"So, it's a very small percentage," said Morris, citing a figure of 0.14 percent.
According to Greens Senator Scott Ludlam, however, the total number of annual metadata requests cumulatively submitted under the current legislation stands at around 580,000 -- a hundred-fold increase over warranted data access. He believes this figure indicates the necessity for greater checks and balances to be attached to agencies' ability to access metadata without a warrant.
"We still have a broken access scheme, authorisation scheme, dozens of agencies accessing this data without a warrant. This material is a lot more valuable than content, in aggregate," said Ludlam, who also spoke at the Tech Leaders 2015 event. "Metadata is actually more invasive than content.

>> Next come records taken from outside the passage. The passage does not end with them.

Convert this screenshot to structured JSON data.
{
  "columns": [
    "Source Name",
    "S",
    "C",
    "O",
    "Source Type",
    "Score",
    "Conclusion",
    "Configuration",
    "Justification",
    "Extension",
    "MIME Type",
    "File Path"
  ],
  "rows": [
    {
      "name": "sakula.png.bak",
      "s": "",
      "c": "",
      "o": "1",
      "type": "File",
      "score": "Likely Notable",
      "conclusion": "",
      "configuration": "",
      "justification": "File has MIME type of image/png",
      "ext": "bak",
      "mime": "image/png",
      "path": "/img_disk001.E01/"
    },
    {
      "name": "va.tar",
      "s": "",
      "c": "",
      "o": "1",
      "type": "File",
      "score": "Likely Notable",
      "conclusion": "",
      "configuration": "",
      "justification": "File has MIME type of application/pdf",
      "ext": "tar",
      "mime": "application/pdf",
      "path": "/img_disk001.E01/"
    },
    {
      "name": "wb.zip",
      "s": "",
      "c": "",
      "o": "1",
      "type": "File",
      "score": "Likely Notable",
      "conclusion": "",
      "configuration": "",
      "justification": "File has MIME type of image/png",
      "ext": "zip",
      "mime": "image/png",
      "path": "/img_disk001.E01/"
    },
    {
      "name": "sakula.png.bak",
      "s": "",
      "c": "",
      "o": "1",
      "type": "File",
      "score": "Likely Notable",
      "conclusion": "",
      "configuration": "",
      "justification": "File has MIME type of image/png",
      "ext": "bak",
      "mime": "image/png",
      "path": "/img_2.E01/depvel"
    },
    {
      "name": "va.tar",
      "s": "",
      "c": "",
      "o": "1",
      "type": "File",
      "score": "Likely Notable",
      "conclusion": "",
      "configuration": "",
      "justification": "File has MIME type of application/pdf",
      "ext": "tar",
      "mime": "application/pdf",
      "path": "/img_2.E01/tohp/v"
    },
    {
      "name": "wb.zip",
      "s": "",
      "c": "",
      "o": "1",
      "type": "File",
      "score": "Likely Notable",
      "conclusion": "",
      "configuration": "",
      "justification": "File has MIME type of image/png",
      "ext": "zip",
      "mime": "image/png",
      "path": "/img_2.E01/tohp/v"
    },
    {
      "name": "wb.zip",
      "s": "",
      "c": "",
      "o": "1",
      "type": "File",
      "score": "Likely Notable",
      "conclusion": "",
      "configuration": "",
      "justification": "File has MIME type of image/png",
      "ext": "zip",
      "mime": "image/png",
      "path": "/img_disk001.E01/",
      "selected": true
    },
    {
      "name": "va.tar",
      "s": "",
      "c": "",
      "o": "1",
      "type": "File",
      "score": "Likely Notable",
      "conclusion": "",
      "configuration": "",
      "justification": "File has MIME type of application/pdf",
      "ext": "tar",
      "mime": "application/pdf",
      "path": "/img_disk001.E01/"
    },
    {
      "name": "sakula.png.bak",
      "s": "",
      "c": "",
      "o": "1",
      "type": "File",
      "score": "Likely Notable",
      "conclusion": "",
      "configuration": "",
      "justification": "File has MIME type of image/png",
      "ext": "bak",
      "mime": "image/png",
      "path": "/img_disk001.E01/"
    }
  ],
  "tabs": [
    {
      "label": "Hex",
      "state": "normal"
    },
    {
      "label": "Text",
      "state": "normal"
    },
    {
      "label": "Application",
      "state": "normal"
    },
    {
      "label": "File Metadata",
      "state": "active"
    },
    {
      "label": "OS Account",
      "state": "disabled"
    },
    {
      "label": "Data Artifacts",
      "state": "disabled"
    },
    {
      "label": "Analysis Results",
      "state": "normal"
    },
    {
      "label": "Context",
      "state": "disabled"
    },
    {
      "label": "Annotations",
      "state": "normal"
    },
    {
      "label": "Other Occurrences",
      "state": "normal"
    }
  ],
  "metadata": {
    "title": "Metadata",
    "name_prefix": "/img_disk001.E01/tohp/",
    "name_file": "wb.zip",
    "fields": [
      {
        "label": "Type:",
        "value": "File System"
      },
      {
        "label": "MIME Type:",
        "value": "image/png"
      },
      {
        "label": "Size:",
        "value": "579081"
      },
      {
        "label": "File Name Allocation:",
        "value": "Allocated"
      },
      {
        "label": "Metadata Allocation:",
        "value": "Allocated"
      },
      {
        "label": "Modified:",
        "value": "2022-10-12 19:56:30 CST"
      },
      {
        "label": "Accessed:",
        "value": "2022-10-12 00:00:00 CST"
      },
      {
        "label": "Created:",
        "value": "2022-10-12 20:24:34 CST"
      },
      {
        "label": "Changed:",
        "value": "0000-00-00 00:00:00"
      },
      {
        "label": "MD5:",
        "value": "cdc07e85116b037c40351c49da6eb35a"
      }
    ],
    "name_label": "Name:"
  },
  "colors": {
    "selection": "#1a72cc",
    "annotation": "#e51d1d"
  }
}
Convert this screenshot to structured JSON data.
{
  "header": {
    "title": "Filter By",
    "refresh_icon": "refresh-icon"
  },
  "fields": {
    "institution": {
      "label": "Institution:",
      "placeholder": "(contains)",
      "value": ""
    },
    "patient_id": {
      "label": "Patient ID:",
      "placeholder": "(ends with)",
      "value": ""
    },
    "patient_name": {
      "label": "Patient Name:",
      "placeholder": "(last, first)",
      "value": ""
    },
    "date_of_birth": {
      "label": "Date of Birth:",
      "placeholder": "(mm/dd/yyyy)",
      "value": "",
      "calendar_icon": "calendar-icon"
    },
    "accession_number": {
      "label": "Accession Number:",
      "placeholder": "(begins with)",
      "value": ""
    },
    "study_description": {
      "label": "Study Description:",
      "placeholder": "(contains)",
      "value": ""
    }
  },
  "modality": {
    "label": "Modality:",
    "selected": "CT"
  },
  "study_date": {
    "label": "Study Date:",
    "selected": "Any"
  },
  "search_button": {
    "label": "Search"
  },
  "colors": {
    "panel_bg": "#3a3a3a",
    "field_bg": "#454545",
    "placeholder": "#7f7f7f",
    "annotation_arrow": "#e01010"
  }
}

You can lie in a phone conversation, but your metadata doesn't lie."
For his part, Morris suggested that the AFP already possesses a "pretty rigorous" oversight regime through the ombudsman, which is set to be increased if the legislation passes.
However, Ludlam said that the larger oversight concerns under the current metadata laws involve organisations like Centrelink, which he suggested probably claims a "huge wedge of the pie chart" comprised of the 580,000 or so warrantless requests submitted per year.
"They're not a national security agency. How can they do that when the AFP needs to go through all this paperwork to get warrantless metadata? I think things are wildly out of balance," said Ludlam.
While the new legislation would, in fact, remove entities not investigating serious crimes or terrorism from the list of organisations that can obtain warrantless access to metadata, the proposed scheme would allow organisations to request re-admission to the list of agencies with access.
Ludlam said he maintains his support for the country's law-enforcement agencies, and said it is clear that some level of metadata access is essential for the ability of those agencies to successfully carry out their duties.
The question for Ludlam, though, resides in how to design a scheme that balances safety, security, and privacy.
"I don't have a beef with law-enforcement agencies, but it's about where the balance should be struck," he said.
To this end, he reaffirmed his decision to vote the legislation down, along with other cross-benchers, and said that he hopes Labor will do the same -- despite harbouring an idea that the opposition will help it pass.
"There's unrest within the Labor ranks on this," he said. "[But] my instinct is they're going to vote for it. We will vote for amendments, or we will write them ourselves, and sometimes you can get them up."
The prime minister has indicated that he wants the legislation to go to the vote next month, with the Parliamentary Joint Committee set to table its report on the proposed legislation on February 27.
"At that point, the Labor party will put some cards on the table," said Ludlam.